## Assignment
Across the records that follow, give the number of lines containing the word "Ngày" and nothing else.

[Entries taken from a collection]
——

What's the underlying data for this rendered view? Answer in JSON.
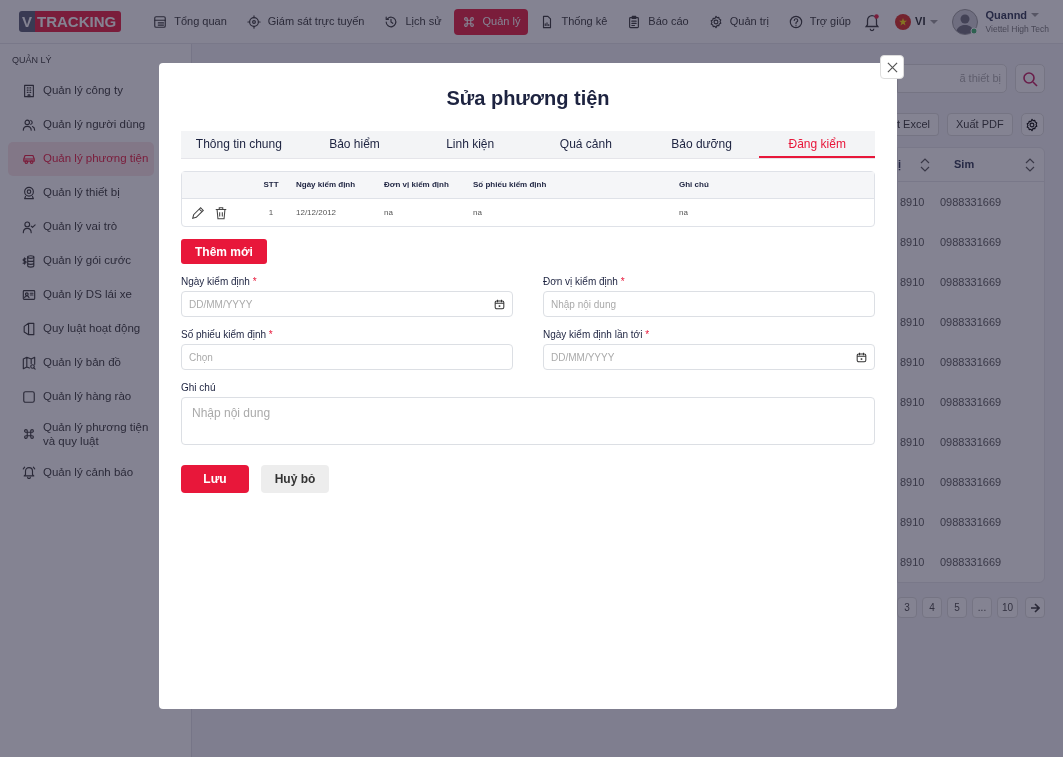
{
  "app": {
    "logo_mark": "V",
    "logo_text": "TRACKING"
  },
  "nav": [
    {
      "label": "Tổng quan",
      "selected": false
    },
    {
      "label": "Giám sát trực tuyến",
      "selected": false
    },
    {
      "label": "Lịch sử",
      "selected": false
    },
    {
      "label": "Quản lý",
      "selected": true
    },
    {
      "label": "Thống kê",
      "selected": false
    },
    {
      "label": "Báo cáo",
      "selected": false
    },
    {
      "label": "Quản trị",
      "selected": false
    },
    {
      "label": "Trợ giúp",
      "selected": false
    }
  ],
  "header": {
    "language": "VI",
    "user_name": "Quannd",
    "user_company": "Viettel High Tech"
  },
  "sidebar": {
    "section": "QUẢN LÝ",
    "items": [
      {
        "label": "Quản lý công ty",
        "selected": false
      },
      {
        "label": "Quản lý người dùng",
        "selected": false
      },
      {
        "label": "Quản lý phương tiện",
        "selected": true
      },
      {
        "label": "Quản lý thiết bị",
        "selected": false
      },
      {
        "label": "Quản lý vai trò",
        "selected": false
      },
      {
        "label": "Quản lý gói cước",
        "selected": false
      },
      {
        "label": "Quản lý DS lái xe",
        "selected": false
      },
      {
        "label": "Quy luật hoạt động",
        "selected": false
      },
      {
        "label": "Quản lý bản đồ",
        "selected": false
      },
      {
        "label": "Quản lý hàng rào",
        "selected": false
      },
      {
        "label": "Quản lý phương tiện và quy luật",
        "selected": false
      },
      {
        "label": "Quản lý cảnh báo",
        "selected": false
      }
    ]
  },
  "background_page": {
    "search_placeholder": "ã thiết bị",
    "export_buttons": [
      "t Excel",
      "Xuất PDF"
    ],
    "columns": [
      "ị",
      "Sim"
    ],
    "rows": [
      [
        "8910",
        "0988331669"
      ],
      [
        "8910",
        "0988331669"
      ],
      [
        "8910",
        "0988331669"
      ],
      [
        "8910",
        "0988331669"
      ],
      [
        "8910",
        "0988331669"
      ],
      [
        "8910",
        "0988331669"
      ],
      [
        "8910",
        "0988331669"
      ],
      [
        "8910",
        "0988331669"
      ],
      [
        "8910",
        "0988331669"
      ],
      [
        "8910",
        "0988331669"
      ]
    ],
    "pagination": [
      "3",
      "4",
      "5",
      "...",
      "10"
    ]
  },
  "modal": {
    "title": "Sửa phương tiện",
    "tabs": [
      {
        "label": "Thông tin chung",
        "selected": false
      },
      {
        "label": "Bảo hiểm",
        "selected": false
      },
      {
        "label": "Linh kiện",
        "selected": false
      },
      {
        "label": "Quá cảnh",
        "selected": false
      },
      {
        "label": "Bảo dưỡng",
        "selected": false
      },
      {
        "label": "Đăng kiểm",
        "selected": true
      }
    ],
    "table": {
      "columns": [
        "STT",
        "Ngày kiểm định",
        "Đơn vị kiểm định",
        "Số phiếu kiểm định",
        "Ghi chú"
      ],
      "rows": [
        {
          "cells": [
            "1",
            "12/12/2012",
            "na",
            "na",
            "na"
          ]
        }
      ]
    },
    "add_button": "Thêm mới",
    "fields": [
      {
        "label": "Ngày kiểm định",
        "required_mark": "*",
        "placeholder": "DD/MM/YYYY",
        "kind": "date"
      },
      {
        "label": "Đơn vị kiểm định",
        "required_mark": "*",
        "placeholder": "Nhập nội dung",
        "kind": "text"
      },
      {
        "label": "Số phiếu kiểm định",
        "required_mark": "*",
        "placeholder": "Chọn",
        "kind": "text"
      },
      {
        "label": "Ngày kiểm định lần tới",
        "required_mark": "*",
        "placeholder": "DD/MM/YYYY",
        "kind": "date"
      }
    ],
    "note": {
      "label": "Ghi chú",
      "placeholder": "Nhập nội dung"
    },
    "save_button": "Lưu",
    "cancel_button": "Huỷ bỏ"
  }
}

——

## Result of this exercise
3